Gift flowers should be chosen to depict a message with the sender's kansei and are bound by nature of flowers and social manners, to maintain social relationship between the sender and the recipient. Few buyers, but most florists, have expert knowledge of the flowering time, scent, price, and nature of each flower, and are experts in arranging flowers that meet a given purpose. The purpose of this paper is to incorporate handling constraints into the inference process of a kansei engineering system.
The paper collected the expert knowledge concerning nature of flowers, composing flower arrangements and social manners on gifts from specialists of flower arrangements including a florist and special books. At the same time, kansei evaluation experiments on the kinds of flowers and colors were conducted. The expertise and the results of kansei experiments were organized into a flower database and inference rules for choice of a main flower, arrangement shapes and combination flowers. The rules were implemented as server‐side programs. Users input information about the recipient, purpose of the arrangement and purchase information using a web browser. The system outputs a solution; a list of main flowers, combination flowers, greens and the shape of arrangement.

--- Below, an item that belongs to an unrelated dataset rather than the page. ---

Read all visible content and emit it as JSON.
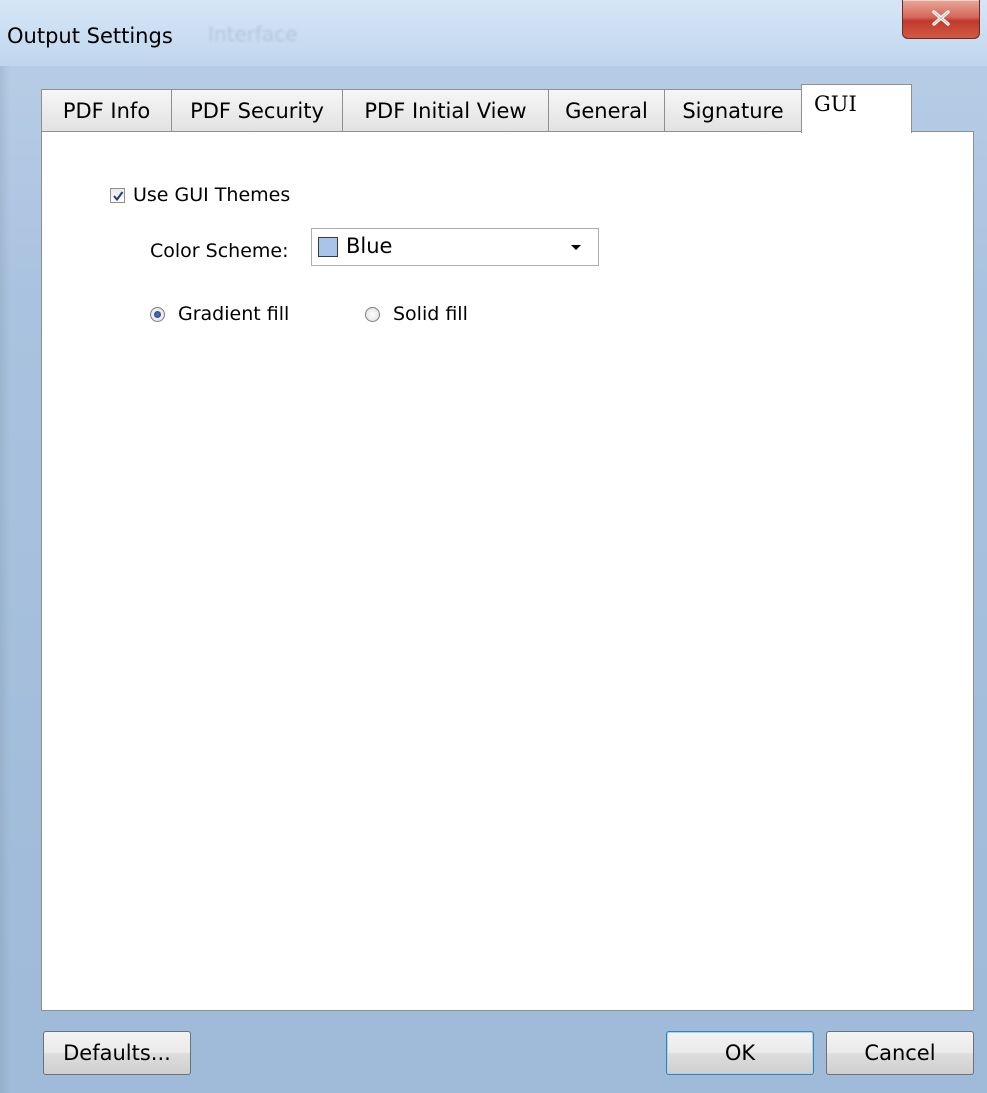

Traditional kansei engineering studies revealed the relationships between design elements and kansei with developing new analyzing methods. Different constraints come into the actual product design and manufacturing should be integrated with findings obtained from the kansei evaluation to successfully utilize kansei engineering for product development.
The inference rules will be able to tell the reasons for choosing the main‐ and combination flowers and arrangement shapes to satisfy the customers.
The proposed system suggests the original arrangement of flowers unlike most online florists selling ready‐made arrangements. The paper shows a solution to incorporate different constraints underlying in a real production process into the inference process based on the result of kansei analysis.